Synonyms for oil lamp

a lamp that burns oil (as kerosine) for light

References in classic literature ?
The low-roofed, oak-panelled room into which he conducted them was brilliantly lit by four scented oil lamps.
All this is visible to you by the light of an oil lamp hanging from the ceiling, and by that of an excellent fire, near which I sit in my cloak and bonnet; my muff and umbrella lie on the table, and I am warming away the numbness and chill contracted by sixteen hours' exposure to the rawness of an October day: I left Lowton at four o'clock a.
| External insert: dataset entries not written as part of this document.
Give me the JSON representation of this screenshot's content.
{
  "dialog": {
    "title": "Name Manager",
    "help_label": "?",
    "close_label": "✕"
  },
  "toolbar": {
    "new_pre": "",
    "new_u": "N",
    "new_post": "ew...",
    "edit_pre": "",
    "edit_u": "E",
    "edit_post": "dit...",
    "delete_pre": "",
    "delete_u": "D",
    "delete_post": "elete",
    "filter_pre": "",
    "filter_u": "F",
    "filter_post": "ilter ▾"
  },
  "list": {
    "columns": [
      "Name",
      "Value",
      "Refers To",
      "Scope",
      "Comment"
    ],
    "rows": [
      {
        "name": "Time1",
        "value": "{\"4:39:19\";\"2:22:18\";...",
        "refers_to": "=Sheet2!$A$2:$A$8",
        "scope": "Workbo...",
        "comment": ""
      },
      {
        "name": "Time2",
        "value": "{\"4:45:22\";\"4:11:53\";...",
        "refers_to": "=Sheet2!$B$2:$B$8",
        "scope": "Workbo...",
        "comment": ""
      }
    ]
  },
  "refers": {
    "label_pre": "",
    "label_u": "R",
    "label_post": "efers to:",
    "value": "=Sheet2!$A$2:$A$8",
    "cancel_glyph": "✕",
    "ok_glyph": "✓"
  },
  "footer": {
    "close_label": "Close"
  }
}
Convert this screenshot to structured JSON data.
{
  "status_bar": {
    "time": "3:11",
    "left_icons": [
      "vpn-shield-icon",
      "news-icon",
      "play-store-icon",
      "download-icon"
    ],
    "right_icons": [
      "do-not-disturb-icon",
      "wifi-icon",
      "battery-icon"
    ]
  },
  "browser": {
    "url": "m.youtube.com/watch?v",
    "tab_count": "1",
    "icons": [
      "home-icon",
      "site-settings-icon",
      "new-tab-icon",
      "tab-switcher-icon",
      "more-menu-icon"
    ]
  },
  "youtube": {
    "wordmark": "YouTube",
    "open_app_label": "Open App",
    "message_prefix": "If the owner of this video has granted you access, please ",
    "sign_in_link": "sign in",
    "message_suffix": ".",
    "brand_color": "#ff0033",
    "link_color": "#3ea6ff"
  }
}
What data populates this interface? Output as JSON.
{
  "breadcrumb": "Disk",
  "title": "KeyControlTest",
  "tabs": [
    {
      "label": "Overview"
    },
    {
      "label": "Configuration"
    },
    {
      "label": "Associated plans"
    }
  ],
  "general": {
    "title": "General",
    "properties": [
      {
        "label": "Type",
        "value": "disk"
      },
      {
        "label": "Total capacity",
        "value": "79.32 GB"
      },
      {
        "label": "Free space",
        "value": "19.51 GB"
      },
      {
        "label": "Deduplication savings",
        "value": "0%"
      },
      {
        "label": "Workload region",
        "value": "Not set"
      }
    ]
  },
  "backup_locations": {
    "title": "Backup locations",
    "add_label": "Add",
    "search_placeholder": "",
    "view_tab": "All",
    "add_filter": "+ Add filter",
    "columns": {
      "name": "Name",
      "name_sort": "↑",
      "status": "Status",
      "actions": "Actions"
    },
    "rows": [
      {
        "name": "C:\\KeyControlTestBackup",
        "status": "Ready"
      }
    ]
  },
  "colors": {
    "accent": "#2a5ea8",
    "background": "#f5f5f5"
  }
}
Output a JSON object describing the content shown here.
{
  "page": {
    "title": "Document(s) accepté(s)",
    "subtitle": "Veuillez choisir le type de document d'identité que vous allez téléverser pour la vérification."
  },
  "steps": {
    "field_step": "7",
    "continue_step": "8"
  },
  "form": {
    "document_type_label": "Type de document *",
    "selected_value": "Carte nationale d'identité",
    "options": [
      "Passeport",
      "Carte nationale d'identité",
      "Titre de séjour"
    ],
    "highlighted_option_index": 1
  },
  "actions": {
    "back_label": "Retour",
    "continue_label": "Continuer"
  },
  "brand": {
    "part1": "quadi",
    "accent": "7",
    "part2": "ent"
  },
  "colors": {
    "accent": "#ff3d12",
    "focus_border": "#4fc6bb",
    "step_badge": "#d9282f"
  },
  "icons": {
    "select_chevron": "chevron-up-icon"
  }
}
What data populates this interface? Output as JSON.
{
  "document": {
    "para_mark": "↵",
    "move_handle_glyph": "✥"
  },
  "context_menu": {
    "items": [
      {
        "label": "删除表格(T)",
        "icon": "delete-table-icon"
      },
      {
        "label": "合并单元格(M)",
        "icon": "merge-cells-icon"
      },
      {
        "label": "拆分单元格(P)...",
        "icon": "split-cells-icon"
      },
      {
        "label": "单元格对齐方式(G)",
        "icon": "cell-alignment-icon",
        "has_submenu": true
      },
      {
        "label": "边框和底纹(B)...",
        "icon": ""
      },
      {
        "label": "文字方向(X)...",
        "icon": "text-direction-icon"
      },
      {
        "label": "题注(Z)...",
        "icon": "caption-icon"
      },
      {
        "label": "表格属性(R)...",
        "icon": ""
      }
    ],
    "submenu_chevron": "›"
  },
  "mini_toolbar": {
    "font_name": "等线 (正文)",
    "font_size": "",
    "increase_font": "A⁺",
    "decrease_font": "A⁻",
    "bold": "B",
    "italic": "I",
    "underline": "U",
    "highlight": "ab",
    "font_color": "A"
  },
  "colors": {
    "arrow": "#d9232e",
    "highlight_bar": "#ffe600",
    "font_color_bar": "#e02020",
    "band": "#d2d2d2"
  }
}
The inside of the dome is figured all over with a monstrous inscription in Turkish characters, wrought in gold mosaic, that looks as glaring as a circus bill; the pavements and the marble balustrades are all battered and dirty; the perspective is marred every where by a web of ropes that depend from the dizzy height of the dome, and suspend countless dingy, coarse oil lamps, and ostrich-eggs, six or seven feet above the floor.
In time it would be demolished to make way for what would be known as the "Emerson School," in which, to be worthy of this high title, the huge stoves would be supplanted with hot-water pipes, oil lamps with soft, indirect lighting, and unsightly out-buildings with modern plumbing.
Hour after hour this had continued--the darkness had fallen and the room was dim from the light of two smoky oil lamps.
It was a large room, lighted by oil lamps with tin reflectors.
The light produced by the mantle (which is a kind of catalytic converter) is much brighter (three to four times) than an open flame oil lamp.
The festivities will open at 11amin traditional style with the lighting of a 5ft oil lamp to the rhythms of ceremonial drums and conch shell blowing.
On the other side there are four white LEDs (light emitting diodes) which are very powerful and produce as much light as an oil lamp.
The brown Tiffany-style oil lamp, humidors and brandy service await a complement of local businessmen meeting together in repose.
The mood was far more somber inside the five-room exhibit, where the first section featured many of van Gogh's earlier, darker works such as ``Skull of a Skeleton with Burning Cigarette'' and ``The Potato Eaters,'' a depiction of five gaunt peasants dining under a dim oil lamp.
It was probably an oil lamp suspended by a metal collar around the rim and light would have come through the lattice work at the bottom.
SOME 5,000 years ago the first oil lamp was discovered when oil was placed in a clay jar, with a wick made of cloth or rope and lighted.
A Victorian table and an old oil lamp will decorate the center stage as the seanachie begins his tale: ``There's love and laughter here, and a steamy mug of Christmas punch to warm the mind to the possibility that we will have the time of our lives.